Question 12: Find the coefficient of in the expansion of (1 + x + x^{2 }+x^{3})^{11}.
Solution:
By expanding the given equation using the expansion formula, we can get the coefficient x^{4}
i.e. 1 + x + x^{2 }+ x^{3 }= (1 + x) + x^{2 }(1 + x) = (1 + x) (1 + x^{2})
⇒ (1 + x + x^{2 }+ x^{3}) x^{11 }= (1+x)^{11 }(1+x^{2})^{11}
= 1+ ^{11}C_{1 }x^{2 }+ ^{11}C_{2 }x^{2 }+ ^{11}C_{3 }x^{3 }+ ^{11}C_{4 }x^{4 }. . . . . . .
= 1 + ^{11}C_{1 }x^{2 }+ ^{11}C_{2 }x^{4 }+ . . . . . .
To find the term in from the product of two brackets on the right-hand-side, consider the following products terms as
= 1 × ^{11}C_{2 }x^{4 }+ ^{11}C_{2 }x^{2} × ^{11}C_{1 }x^{2 }+ ^{11}C_{4 }x^{4}
= ^{11}C_{2 }+ ^{11}C_{2 }× ^{11}C_{1 }+ ^{11}C_{4 }] x^{4}
⇒ [55 + 605 + 330] x^{4} = 990x^{4}
∴ The coefficient of x^{4} is 990.
Question 13: Find the number of terms free from the radical sign in the expansion of (√5 + ^{4}√n)^{100}.
Solution:

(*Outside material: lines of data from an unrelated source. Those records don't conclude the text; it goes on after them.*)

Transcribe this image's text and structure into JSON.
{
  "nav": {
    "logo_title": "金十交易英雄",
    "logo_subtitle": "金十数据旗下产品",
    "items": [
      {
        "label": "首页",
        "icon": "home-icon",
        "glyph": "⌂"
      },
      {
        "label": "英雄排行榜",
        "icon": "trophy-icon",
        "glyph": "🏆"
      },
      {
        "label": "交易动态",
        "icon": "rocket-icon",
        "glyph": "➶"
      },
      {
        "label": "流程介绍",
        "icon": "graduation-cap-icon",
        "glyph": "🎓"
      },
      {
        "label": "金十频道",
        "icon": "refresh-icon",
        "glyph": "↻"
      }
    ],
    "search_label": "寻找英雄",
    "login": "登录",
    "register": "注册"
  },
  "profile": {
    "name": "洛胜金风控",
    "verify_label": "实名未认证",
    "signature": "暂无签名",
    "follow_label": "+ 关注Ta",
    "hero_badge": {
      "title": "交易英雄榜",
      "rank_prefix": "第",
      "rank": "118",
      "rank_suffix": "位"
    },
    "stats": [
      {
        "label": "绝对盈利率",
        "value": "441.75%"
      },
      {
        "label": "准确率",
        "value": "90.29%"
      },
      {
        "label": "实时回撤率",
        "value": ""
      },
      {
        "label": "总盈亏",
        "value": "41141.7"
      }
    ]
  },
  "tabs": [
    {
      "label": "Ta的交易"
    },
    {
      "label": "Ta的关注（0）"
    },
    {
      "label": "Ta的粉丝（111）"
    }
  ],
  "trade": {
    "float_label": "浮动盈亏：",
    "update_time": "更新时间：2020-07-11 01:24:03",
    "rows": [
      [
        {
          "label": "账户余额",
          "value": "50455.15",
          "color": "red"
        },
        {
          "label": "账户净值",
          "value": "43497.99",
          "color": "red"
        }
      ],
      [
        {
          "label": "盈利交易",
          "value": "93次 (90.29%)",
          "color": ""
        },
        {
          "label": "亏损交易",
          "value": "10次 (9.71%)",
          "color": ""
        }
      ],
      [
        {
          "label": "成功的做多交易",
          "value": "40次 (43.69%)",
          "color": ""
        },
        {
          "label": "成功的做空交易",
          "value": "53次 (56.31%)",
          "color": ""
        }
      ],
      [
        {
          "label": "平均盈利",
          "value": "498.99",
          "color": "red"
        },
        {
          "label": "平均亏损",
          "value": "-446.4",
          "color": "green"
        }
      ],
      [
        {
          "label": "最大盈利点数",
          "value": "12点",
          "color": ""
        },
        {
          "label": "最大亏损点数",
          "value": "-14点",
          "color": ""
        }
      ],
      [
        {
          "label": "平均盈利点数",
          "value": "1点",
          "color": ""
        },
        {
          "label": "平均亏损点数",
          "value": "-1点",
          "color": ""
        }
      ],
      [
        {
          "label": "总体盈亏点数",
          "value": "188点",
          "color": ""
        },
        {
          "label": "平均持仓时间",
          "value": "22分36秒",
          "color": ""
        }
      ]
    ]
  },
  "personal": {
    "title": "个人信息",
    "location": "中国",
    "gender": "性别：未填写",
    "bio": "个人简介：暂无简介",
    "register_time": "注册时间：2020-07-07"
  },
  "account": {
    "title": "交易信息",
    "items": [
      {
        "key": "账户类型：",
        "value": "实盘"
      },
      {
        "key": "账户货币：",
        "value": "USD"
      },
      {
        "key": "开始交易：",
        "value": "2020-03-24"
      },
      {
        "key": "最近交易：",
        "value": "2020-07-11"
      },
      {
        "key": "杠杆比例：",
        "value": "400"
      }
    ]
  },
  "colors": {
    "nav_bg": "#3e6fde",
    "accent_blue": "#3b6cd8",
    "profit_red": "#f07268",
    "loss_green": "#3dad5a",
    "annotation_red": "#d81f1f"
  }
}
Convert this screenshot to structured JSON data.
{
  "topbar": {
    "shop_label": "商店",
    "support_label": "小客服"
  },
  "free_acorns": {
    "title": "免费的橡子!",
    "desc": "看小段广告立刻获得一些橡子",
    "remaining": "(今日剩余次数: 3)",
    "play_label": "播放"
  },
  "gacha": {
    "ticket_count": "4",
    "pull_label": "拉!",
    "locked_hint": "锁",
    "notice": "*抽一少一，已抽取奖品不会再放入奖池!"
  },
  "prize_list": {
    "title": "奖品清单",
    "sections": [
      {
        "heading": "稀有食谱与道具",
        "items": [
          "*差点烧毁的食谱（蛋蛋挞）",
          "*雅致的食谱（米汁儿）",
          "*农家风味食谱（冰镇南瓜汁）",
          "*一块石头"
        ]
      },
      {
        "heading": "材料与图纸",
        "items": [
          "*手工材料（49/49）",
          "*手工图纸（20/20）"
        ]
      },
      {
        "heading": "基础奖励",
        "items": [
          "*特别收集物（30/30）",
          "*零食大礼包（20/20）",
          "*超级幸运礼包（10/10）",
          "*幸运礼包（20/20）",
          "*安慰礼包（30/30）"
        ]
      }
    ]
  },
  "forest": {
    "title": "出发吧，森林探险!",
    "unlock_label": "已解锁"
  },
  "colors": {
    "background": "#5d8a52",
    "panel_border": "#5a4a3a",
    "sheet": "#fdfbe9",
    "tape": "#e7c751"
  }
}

T_{r+1} = ^{100}C_{r} . 5^{(100 – r)/2} n^{r/4}
Where r = 0, 1, 2, . . . . . . , 100
r must be 0, 4, 8, … 100
The number of rational terms = 26
Question 14: Find the degree of the polynomial [x + {√(3^{(3-1)})}^{1/2}]^{5} + [x + {√(3^{(3-1)})}^{1/2}]^{5}.
Solution:
[x + { √(3^{(3-1)}) }^{1/2 }]^{5}:
= 2 [^{5}C_{0} x^{5} + ^{5}C_{2} x^{5} (x^{3} – 1) + ^{5}C_{4} . x . (x^{3} – 1)^{2}]
Therefore, the highest power = 7.
Question 15: Find the last three digits of 27^{26}.
Solution:
By reducing 27^{26} into the form (730 – 1)^{n} and using simple binomial expansion, we will get the required digits.
We have 27^{2 }= 729
Now 27^{26} = (729)^{13} = (730 – 1)^{13}
= ^{13}C_{0 }(730)^{13} – ^{13}C_{1 }(730)^{12} + ^{13}C_{2 }(730)^{11} – . . . . . – ^{13}C_{10 }(730)^{3} + ^{13}C_{11}(730)^{2} – ^{13}C_{12 }(730) + 1
= 1000m + [(13 × 12)]/2] × (14)^{2} – (13) × (730) + 1
Where ‘m’ is a positive integer
= 1000m + 15288 – 9490 = 1000m + 5799
Thus, the last three digits of 17^{256} are 799.
Binomial Theorem JEE Solution
Binomial Theorem – Important Topics
Binomial Theorem – Important Questions
Frequently Asked Questions
Give the binomial theorem formula.
We use the binomial theorem to find the expansion of the algebraic terms of the form(x + y)^{n}. The formula is (x + y)^{n} = Σ_{r=0}^{n} ^{n}C_{r} x^{n – r} · y^{r}.
What is the general term in a binomial expansion?
The general term of a binomial expansion is T_{r+1} = ^{n}C_{r} x^{n-r} y^{r}.
What is the number of terms in the expansion of (x + a)^{n} + (x-a)^{n} ?
The number of terms in the expansion of (x + a)^{n} + (x-a)^{n} is (n+2)/2 if n is even or (n+1)/2 if n is odd.
List two applications of the binomial theorem.
In Mathematics, the binomial theorem is used to find the remainder and also find the digits of a number.
Comments